It’s is a tribute to women’s sports, and our betters in general, that Gophers women’s basketball momentarily became the biggest story in Twin Cities sports this week over a coach and player butting heads.

No one was assaulted, arrested or became an amateur porn star on social media.

Coach Lindsay Whalen didn’t feel Destiny Pitts was pulling in the same direction, so she suspended her best player for “conduct detrimental to the team.” Pitts took to social media to announce her intention to transfer, saying she was “blindsided” by being suspended for “body language.”

We don’t know exactly what that means. Did Pitts snub her coach after leaving the court, flip someone off, close her eyes during film study? It remains unclear. The guess here is that Pitts didn’t like her role, didn’t pay much attention to the game plan and that during some conversation with her coach was told her body language made it clear she wasn’t particularly interested.

But who knows?

What we do know is that Pitts was not suspended because she and a teammate were arrested on suspicion of criminal sexual conduct. She wasn’t suspended for appearing in a sexually explicit video posted to social media, either. Nor was she being investigated by the U’s Title IX wing for sexual assault or being part of a prescription drug ring.
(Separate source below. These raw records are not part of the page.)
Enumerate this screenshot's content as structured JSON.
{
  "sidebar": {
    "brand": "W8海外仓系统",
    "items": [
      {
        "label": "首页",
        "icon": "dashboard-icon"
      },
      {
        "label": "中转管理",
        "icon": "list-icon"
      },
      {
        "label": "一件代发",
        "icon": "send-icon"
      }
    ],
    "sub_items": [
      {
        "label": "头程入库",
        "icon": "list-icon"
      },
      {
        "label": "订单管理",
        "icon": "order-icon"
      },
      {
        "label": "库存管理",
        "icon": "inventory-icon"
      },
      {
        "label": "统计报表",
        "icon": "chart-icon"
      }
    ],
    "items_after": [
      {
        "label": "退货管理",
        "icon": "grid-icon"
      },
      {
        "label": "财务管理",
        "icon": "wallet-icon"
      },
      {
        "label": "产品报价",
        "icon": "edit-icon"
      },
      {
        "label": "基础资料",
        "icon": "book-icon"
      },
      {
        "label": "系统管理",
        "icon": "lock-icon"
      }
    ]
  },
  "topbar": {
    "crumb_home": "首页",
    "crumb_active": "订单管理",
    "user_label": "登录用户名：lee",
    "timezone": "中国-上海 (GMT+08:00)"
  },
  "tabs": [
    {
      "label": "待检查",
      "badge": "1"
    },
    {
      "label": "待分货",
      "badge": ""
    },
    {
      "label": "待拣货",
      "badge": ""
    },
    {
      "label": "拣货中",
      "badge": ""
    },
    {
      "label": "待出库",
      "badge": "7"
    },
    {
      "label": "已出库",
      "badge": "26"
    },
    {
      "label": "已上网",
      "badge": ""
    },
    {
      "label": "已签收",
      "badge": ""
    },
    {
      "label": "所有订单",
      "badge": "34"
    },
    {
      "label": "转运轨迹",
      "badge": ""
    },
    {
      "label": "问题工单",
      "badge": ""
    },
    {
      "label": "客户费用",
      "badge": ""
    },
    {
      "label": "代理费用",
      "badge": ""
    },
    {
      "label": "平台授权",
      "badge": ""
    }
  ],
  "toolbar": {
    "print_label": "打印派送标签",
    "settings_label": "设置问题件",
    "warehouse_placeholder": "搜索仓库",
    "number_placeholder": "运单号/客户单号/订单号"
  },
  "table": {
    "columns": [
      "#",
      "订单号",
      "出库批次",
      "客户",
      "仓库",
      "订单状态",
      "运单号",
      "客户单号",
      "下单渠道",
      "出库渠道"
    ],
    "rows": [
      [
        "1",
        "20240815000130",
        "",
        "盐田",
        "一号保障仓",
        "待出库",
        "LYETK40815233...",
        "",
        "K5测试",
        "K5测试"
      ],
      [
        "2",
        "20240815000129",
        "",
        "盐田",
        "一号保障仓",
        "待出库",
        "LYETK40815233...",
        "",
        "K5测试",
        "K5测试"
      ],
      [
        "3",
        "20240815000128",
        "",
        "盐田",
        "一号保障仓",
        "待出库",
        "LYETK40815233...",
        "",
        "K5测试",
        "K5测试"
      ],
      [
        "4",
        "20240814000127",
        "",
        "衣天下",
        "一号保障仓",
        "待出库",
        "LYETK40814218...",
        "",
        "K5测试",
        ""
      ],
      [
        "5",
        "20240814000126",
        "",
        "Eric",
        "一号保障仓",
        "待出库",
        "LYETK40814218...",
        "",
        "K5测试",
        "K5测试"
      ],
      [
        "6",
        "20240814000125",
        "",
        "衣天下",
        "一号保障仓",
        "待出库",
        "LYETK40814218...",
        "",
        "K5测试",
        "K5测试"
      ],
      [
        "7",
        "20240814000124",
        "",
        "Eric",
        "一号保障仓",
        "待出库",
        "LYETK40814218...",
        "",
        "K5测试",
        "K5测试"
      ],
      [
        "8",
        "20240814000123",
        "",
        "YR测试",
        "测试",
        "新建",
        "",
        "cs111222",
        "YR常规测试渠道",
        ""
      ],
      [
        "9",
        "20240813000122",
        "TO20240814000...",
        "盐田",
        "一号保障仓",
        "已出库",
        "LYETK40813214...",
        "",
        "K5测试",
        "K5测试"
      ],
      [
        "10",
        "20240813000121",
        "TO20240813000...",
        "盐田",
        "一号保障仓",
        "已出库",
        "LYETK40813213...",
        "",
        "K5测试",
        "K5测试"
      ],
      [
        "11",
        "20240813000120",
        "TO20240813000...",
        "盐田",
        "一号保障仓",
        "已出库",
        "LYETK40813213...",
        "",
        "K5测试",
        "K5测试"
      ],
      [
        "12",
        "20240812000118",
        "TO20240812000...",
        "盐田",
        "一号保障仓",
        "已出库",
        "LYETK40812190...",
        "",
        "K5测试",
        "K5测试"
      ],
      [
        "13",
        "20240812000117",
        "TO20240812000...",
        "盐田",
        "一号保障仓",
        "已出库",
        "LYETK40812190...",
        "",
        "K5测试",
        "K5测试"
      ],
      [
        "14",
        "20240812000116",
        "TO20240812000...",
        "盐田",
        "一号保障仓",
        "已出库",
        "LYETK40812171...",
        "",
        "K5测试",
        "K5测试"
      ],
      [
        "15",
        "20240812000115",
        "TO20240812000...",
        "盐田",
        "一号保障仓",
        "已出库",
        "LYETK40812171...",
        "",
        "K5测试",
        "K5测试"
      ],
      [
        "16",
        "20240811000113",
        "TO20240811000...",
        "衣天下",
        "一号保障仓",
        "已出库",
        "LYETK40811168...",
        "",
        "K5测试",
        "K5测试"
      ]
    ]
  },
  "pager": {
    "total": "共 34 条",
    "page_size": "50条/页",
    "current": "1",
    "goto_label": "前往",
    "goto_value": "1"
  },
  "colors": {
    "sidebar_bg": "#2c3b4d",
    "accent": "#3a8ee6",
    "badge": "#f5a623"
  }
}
Unhappy and recalcitrant seems downright wholesome.

Pitts was a freshman when the coach that recruited her, Marlene Stollings, left for Texas Tech. She stuck around to play for Whalen and was a first-team all-Big Ten player last season. She was leading the Gophers in scoring with 16.3 points a game this season but apparently bristled under Whalen’s rules.

Told she would not play in Thursday’s 76-75 loss to No. 22 Iowa at Williams Arena, Pitts took to social media to announce her intention to enter the NCAA transfer portal — which, let’s face it, isn’t easy on teams.

Whalen briefly addressed Pitts’ departure after Thursday’s game, acknowledging the two had “some discussions” about the situation and concluded Pitts’ decision to transfer was “for the best.”

“And we wish her nothing but the best,” the coach added.

It puts into stark relief what Whalen is willing to put up with compared to some of her peers (see: above).

Pitts was the U’s best player, or at least best scorer, and the Gophers will be hard-pressed to win in the Big Ten without her this season. Yet Whalen was willing to send her a serious message for the way she was carrying herself.

Whalen, who led Minnesota to its only Final Four appearance before launching what will be a hall of fame WNBA career with the Lynx, clearly is serious about being the entire team’s coach.

The NCAA does not require student-athletes to have a reason for wanting to transfer, which is good because this isn’t Soviet Russia but can be tough on coaches trying to build a program. One can enter the portal at will, so, say, after months of personal misery or in a snit. And one doesn’t have to inform the coach.

It’s unclear whether the Gophers learned of the decision from Pitts herself, the compliance office or when Pitts announced her decision on social media hours before Thursday’s tipoff. In any case, the U will not attempt to restrict Pitts’ eligibility anywhere else.

The timing of Pitts’ announcement itself could be construed as something like bad body language. But it also might simply be a self-absorbed 20-year-old just not thinking; that’s been known to happen and it’s not a serious offense.

In the current climate of college sports, it’s downright quaint.